It’s that time of year again...the Goodreads Choice Awards! The lists are up, and you’re encouraged to vote for your favourite books in twenty different categories! If you’re a reader, hopefully you’ve been through the books from 2016 in your favourite genre and have a good sense of what’s out there. And now you can have your say in what you think are the best books of the year.
I’ll admit, I only voted in one category this year, although a lot of the books in other categories were ones that I wanted to read. Where did the time go? November 1-6 is the opening round, so you only have a few days to vote. Sign in, and make your vote count! It’ll be a lot easier picking a winner here than in the U.S. election next week!

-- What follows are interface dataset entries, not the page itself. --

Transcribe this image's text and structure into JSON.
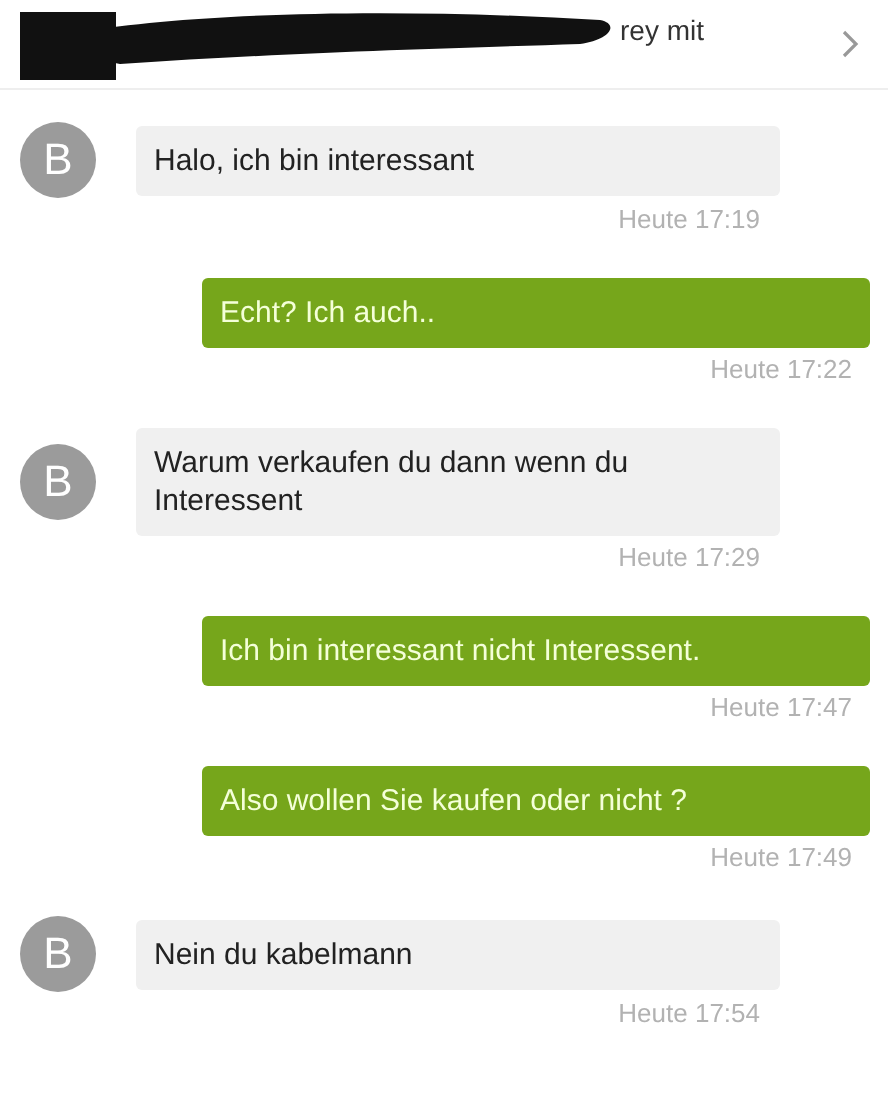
{
  "header": {
    "title": "rey mit"
  },
  "messages": [
    {
      "kind": "incoming",
      "avatar": "B",
      "text": "Halo, ich bin interessant",
      "time": "Heute 17:19"
    },
    {
      "kind": "outgoing",
      "text": "Echt? Ich auch..",
      "time": "Heute 17:22"
    },
    {
      "kind": "incoming",
      "avatar": "B",
      "text": "Warum verkaufen du dann wenn du Interessent",
      "time": "Heute 17:29"
    },
    {
      "kind": "outgoing",
      "text": "Ich bin interessant nicht Interessent.",
      "time": "Heute 17:47"
    },
    {
      "kind": "outgoing",
      "text": "Also wollen Sie kaufen oder nicht ?",
      "time": "Heute 17:49"
    },
    {
      "kind": "incoming",
      "avatar": "B",
      "text": "Nein du kabelmann",
      "time": "Heute 17:54"
    }
  ]
}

Earlier this week, the winner of the 2016 Man Booker Prize for literature was announced, and the book makers were quite surprised. American author Paul Beatty won with his novel THE SELLOUT, making him the first American to win this coveted literary prize worth more than $50,000.
While some find Beatty’s humour a little dark for this current age, he admits it was meant to be funny and painful all at the same time.
Beatty was an unexpected win, where many were sure Madeleine Thien’s DO NOT SAY WE HAVE NOTHING would bring in the prize. But fans of her book need not fret—Thien won the Governor General’s 2016 Award just last week.
Did you pick the winner?
It’s almost Halloween, and that means everything scary, including books. One of our favourite bloggers, Larry at the Flavorwire, put together his list of the 50 Scariest Books EVER. What’s great about this list is that it only allows one book per author, which means Stephen King doesn’t have the monopoly, and frankly, there are some great books on this list!
How many of these have you read? Some of these are on school book lists, but others were new to me, but by the descriptions, there are a few that I think I’m going to have to pick up. Maybe I should have started earlier. Scary reads just won’t feel right when I’m starting my Christmas shopping.
We’re always excited when it’s this time of year…Forest of Reading® time! The books have been nominated, they’ve arrived in our library, and now we’re just getting everything ready for this fun reading program to begin in December.What is Forest of Reading®? It’s an annual reading program filled with Canadian books that can only be voted on by children. We’ll be running the usual categories this time—Blue Spruce™ (Kindergarten to Grade 2), Silver Birch Express™ (Grades 3 & 4), and for Grades 5 & 6, we’ll do Silver Birch Fiction™ & Silver Birch Non-Fiction™. In each category, there are ten books, and we’ll require children to read a certain number depending on their reading category. It’s a fun way for children to get exposed to some of the wonderful Canadian books that are out there, and a great way to teach them the concept of voting.
We’ll be visiting schools in the upcoming months to talk about the reading program, but once December starts, if you have a young reader, they can drop by the library and register to get started. It’s always a great idea to begin as early as possible as there are 10 books in each category to read. And if they finish one category, they can always move into the next one.
You can see all of the books in the 2017 Forest of Reading® categories on by clicking on one of the links at the top of this page. If you have any questions, please give us a call at 257-2702, or drop by to see us. We’ll be reading!
Libraries are all about books, and what better place to write a book than at the library!
Did you know the Carleton Place Public Library has a writers’ group? We’ve been meeting for over two years now, and many of our writers have written books, been published, and are looking to help others in our community join in the fun
If you want to know more about our project to write books in November as part of National Novel Writing Month, join us on Tuesday, October 18 from 6-7pm to find out more. Meet members of the CP Library Writers Group, find out about our website, and learn all about writing a book in 30 days. It’s possible…and a lot of fun!
Please call to register, or drop by the library to pick up your writing kit if you can’t make it to the Kick Off meeting. We’d love to have new members!